I am familiar with the usual usage of "look to sb to do sth" but in the following sentences, the meaning does not make sense to me:

'I will no longer be a suppliant for knowledge which the gods withhold. Let them look to it that they do me no wrong. I will do my duty as best I can and if I err upon their own heads be it!'

It sounds weird to me because those (gods) referred to are also the object of the phrase (that they do me no wrong..). A small side-question, the last sentence, does it mean the following: "if I err, in their eyes/in their view, then so be it!"

  • No, you haven't interpreted that last sentence correctly. He's saying If I do anything wrong / make any mistakes, it will be their fault! There's no reference to who might judge his actions as "errors", and in fact the speaker is being so obviously hostile to "the gods" that he probably wouldn't care about their specific moral code even if it was different to his own. He's just saying he will do his best according to the knowledge he currently has. It's not his fault if he makes some mistakes simply because the gods won't tell him certain relevant things. Nov 3, 2020 at 13:29

2 Answers 2


The cited text, which is very old (Ambrose Bierce, 1890s?), uses a form that's no longer idiomatic. Today, we'd say Let them see to it that they do me no wrong (i.e. - They'd better not treat me unjustly).

see to it (thefreedictionary)
make certain (that)
I want you to see to it that she never comes in here again
This report must be sent to Head Office immediately. Would you see to it for me?

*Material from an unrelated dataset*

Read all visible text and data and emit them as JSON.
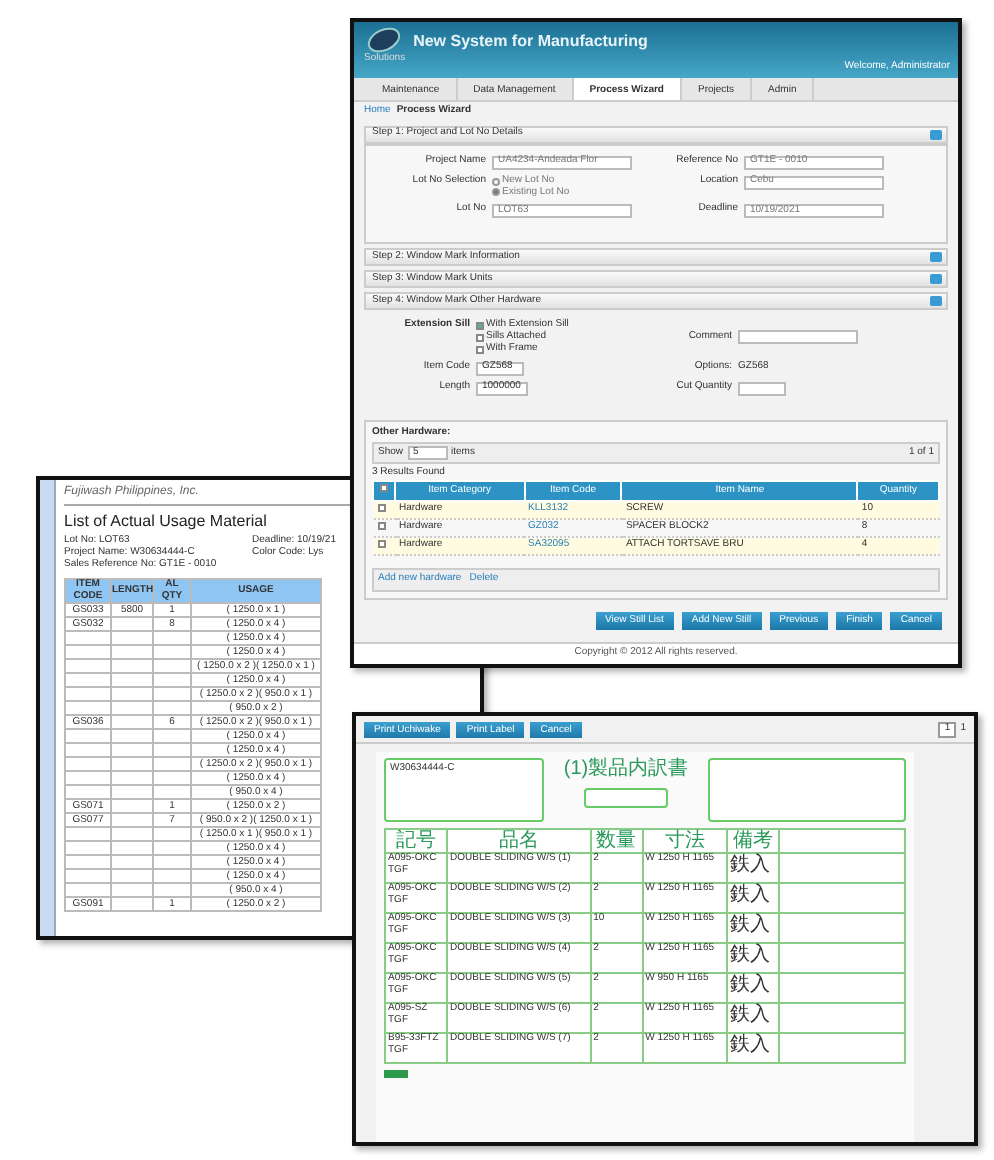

"it" here is what called "anticipatory object," which means the real object is actually what you have already recognized, "that they do me no wrong."

Thus, you can rephrase it as:

Let them look to that they do me no wrong.

Likewise, there is also anticipatory subject such as:

It is nice that you arrived on time.

In this case, it can be rewrited as :

That you arrived on time is nice.

  • So it means "Let them depend on themselves to not hurt me"? Because it still sounds a bit weird, one usually does not depend on themselves to do something
    – John V
    Nov 3, 2020 at 10:02
  • the phrase "look to" has two meanings, one being what you said, the other being "to direct your thoughts or attention to something" Nov 3, 2020 at 10:44
  • right, so it is the first or the other, in that example? Could you please rephrase it a bit so that I can understand clearly?
    – John V
    Nov 3, 2020 at 11:11
  • I'd say the latter makes more sense in this case Nov 3, 2020 at 11:18
  • So like "Let them focus on not harming me"? Sounds still a bit odd
    – John V
    Nov 3, 2020 at 11:23

You must log in to answer this question.

Not the answer you're looking for? Browse other questions tagged .